The tale of two controversies
Over the past several years two substantive controversies have dominated the political discourse in this country. No, I am not talking about transgender bathrooms, Russian election hacking, or a plethora of other B.S. minutia that the lame stream media have fixated on and which are all meaningless diversions from the real issues that confront us as a society. I am referring to border security and health care.
These two issues exemplify the political, social, and philosophical divide that envelops America at this time. These two issues couldn’t be more disparate in light of the foundation principles this country is built upon. Both are covered by the Constitution, one by inclusion and the other by exclusion.
As they are both important issues and one doesn’t take precedence over the other, let us address them in alphabetical order.
Article 4 Section 4 of the Constitution orders the federal government to protect the states from invasion. This is a requirement of the federal government, something they must do. To quote, “The United States shall guarantee to every State in the Union a Republican form of Government, and shall protect each of them against invasion.”
Now some will proclaim that hordes of illegal aliens and refugees streaming into our country does not constitute an invasion. Well, Webster’s dictionary defines invasion as “an incursion by a large number of people or things into a place or sphere, an unwelcome intrusion into another’s domain.” While many think that an invasion happens only when an armed military force overruns a border, they would be mistaken. We have been invaded and the federal government not only has the authority to put an end to the invasion, it has the obligation to do so.
Alexander Hamilton warned, “The United States have already felt the evils of incorporating a large number of foreigners into their national mass; by promoting in different classes different predilections in favor of particular foreign nations, and antipathies against others, it has served very much to divide the community and to distract our councils. It has been often likely to compromise the interests of our own country in favor of another.” Hamilton maintained, the survival of the American republic depends upon “the preservation of a national spirit and a national character. To admit foreigners indiscriminately to the rights of citizens the moment they put foot in our country would be nothing less than to admit the Grecian horse into the citadel of our liberty and sovereignty.”
There is another way to look at this issue.
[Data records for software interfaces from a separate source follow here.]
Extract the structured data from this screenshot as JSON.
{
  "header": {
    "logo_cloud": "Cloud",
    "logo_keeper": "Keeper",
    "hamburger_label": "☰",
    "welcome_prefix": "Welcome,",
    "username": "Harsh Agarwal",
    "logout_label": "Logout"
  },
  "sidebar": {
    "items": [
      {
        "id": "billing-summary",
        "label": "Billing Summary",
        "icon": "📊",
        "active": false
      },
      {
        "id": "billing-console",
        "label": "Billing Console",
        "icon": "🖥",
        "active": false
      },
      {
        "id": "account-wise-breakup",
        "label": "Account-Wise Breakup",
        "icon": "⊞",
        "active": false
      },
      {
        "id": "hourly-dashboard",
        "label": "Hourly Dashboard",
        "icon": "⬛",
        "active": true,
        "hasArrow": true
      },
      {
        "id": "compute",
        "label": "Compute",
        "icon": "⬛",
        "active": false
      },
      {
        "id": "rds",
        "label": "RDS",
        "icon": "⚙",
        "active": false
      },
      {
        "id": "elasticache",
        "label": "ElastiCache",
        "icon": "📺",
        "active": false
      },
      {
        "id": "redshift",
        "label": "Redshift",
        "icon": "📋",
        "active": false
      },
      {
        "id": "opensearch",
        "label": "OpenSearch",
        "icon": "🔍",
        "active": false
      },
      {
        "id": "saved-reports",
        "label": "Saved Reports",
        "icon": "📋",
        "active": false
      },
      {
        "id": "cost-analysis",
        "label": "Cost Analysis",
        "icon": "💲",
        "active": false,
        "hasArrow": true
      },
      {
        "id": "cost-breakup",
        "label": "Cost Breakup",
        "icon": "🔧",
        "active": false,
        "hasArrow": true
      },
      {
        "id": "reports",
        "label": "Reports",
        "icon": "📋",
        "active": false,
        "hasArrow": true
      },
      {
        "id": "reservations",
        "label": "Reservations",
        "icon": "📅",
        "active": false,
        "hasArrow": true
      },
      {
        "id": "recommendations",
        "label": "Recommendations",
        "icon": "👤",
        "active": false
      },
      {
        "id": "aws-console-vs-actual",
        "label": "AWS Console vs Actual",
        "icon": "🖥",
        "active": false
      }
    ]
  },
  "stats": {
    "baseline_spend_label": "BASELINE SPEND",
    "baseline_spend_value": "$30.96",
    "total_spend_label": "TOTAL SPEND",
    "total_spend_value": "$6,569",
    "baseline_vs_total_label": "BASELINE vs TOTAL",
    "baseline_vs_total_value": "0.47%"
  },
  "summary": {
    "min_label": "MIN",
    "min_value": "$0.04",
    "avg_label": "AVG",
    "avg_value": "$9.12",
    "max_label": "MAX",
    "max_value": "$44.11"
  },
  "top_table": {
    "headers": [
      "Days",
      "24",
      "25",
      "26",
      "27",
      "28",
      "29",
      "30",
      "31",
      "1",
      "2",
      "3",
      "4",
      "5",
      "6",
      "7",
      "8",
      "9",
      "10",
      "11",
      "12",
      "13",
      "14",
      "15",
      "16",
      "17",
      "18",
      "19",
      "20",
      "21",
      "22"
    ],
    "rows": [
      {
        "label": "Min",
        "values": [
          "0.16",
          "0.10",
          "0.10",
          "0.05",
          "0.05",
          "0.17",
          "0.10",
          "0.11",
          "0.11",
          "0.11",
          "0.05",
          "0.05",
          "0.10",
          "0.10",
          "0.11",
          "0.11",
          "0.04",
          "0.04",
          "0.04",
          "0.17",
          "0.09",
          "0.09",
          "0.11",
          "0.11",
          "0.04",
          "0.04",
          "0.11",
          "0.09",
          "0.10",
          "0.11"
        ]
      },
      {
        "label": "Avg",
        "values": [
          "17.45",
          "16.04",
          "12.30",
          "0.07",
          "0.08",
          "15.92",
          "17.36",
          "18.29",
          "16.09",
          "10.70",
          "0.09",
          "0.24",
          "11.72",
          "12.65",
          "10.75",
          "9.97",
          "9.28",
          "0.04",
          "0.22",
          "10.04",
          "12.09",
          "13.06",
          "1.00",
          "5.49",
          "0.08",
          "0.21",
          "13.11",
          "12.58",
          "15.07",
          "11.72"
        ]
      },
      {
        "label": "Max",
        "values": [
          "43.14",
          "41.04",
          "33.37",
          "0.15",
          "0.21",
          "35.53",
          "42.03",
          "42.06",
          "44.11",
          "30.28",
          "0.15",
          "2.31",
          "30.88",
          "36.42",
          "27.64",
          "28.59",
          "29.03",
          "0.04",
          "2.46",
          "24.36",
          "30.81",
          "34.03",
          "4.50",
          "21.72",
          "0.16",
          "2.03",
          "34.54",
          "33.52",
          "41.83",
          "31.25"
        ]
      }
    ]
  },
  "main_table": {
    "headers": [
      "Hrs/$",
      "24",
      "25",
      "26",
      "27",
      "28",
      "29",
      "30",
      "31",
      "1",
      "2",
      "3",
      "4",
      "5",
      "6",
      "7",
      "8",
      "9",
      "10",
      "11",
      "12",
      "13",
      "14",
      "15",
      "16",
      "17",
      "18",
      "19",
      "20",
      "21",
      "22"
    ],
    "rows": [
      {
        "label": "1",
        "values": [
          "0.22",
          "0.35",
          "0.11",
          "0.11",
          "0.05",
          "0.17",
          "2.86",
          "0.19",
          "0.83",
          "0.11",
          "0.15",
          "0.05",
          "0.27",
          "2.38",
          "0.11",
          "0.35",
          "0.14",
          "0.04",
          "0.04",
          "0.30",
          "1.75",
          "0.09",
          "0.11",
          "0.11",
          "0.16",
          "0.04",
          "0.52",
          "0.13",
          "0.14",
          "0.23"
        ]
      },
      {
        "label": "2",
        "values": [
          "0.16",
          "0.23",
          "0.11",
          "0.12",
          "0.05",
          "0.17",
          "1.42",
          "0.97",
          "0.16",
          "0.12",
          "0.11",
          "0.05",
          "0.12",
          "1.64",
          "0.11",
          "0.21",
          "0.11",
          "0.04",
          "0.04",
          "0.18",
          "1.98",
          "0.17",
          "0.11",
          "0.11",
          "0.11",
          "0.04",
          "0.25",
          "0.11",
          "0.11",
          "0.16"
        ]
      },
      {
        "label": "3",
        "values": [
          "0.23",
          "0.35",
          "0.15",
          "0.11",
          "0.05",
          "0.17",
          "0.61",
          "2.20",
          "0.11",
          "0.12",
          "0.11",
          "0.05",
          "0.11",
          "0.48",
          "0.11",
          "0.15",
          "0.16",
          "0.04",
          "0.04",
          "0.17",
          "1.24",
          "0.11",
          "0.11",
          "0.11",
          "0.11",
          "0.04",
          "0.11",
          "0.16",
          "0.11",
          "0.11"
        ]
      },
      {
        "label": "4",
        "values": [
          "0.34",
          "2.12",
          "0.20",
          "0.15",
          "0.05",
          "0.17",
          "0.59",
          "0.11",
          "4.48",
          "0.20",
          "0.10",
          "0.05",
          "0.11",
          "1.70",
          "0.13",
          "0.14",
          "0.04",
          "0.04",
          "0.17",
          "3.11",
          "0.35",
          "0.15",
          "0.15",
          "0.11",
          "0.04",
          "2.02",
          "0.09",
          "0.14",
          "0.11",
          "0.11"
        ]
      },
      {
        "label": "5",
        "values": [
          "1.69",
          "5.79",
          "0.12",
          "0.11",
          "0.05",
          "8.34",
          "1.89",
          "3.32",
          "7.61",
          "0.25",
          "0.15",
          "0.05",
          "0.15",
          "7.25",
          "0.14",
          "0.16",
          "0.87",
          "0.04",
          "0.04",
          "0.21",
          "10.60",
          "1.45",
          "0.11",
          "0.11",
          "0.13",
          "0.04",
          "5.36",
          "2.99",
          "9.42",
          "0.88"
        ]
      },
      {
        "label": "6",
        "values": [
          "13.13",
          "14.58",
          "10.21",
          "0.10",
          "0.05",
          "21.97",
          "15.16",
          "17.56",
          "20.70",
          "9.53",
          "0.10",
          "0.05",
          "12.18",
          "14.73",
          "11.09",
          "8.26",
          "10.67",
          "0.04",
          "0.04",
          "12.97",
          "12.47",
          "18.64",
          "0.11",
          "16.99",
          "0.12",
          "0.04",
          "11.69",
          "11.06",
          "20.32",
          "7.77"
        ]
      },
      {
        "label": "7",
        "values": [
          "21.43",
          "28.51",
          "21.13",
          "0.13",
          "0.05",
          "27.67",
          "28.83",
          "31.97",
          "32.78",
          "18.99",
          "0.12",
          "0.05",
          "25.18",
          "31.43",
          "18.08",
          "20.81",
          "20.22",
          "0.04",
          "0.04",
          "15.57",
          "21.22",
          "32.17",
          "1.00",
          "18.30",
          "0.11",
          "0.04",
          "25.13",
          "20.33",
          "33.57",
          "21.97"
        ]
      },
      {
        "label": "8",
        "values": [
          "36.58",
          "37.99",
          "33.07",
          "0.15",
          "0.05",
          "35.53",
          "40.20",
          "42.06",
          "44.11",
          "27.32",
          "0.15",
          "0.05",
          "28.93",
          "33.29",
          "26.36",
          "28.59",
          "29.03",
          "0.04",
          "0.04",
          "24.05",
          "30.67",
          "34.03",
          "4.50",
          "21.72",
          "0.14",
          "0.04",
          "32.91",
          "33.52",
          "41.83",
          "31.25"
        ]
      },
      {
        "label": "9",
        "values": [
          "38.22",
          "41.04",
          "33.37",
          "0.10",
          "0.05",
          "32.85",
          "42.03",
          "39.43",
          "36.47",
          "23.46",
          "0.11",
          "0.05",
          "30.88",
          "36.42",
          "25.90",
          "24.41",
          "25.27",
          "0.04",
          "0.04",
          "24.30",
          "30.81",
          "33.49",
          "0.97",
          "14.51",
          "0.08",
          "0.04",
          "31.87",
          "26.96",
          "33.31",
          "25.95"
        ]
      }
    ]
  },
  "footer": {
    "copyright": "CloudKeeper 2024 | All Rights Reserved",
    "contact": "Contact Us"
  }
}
Do you have a lock on the doors of your house? Is that lock to ensure that no one can ever enter your house or that only those who are invited can enter your house. Is that lock to ensure the safety of you, your family, and your property? To end this debate, all that is required is that we consider a secure border no different than the door and the lock on our homes. The federal government has a duty to defend our sovereignty and to protect its citizens. Obfuscating this duty has been business as usual over the past 25 years and this failure of the federal government to fulfill this responsibility should be totally unacceptable to every citizen.
On the flip side, there is no constitutional power for the federal government to be involved with healthcare. I ask anyone reading this to show me the passage in the Constitution that confers to our federal government that authority. You can’t, because it does not exist.
Obamacare is merely a redistribution of wealth scheme. When a person’s healthcare is subsidized, wealth, in the form of the subsidy, is being transferred to them. From where does that wealth originate? The government doesn’t create wealth; it receives its money from the taxpayer. To follow the money as they say, taxes taken from the taxpayer are redistributed through Obamacare to the subsidized.
Some will quote the general welfare clause as Constitutional validation of redistributive policies. Progressives have completely distorted the meaning of that clause. They have substituted the 18th century definition with a modern reinterpretation that is the antithesis of the original. Before the progressive era, general welfare was defined as the overall state of wellbeing of the nation as a whole, not an individual’s wellbeing.
The confiscation of wealth from one group and transferring it to another group is not and was never the commission of the general welfare clause. Any study of the writings of the framers of the Constitution along with the balance of the founding fathers will show that redistributive programs such as Medicare, Medicaid, Social Security, and Obamacare were clearly never meant to be the purview of the federal government.
James Madison, Father of the Constitution, stated, “With respect to the two words ‘general welfare,’ I have always regarded them as qualified by the detail of powers connected with them. To take them in a literal and unlimited sense would be a metamorphosis of the Constitution into a character which there is a host of proofs was not contemplated by its creators.”
The Supreme Court in 1795 found, “The preservation of property, then, is a primary of the social compact… the legislature, therefore, had no authority to make an act divesting one citizen of his freehold, and vesting it in another, without just compensation. It is contrary to the letter and spirit of the Constitution.”
Thomas Jefferson wrote, “Congress has not unlimited powers to provide for the general welfare, but only those specifically enumerated.”
To conclude, the political divide as epitomized by these two issues is not merely a difference of opinion, it is a divergence in the citizenry’s understanding of the legitimate role of the federal government. We have a group that supports the government ignoring its responsibilities as defined and interjecting itself in areas it has no authority. And we have another group who believes that the legitimate role is defined by the Constitution and the government’s authority is limited by the constraints set therein. At this point, I am not optimistic that these two groups can continue to live in harmony within the borders of one nation.
Area resident Jack Loesch is a longtime teacher at the University of Akron. Read his website at www.TorchnFork.info. He may be reached at: TorchNFork@frontier.com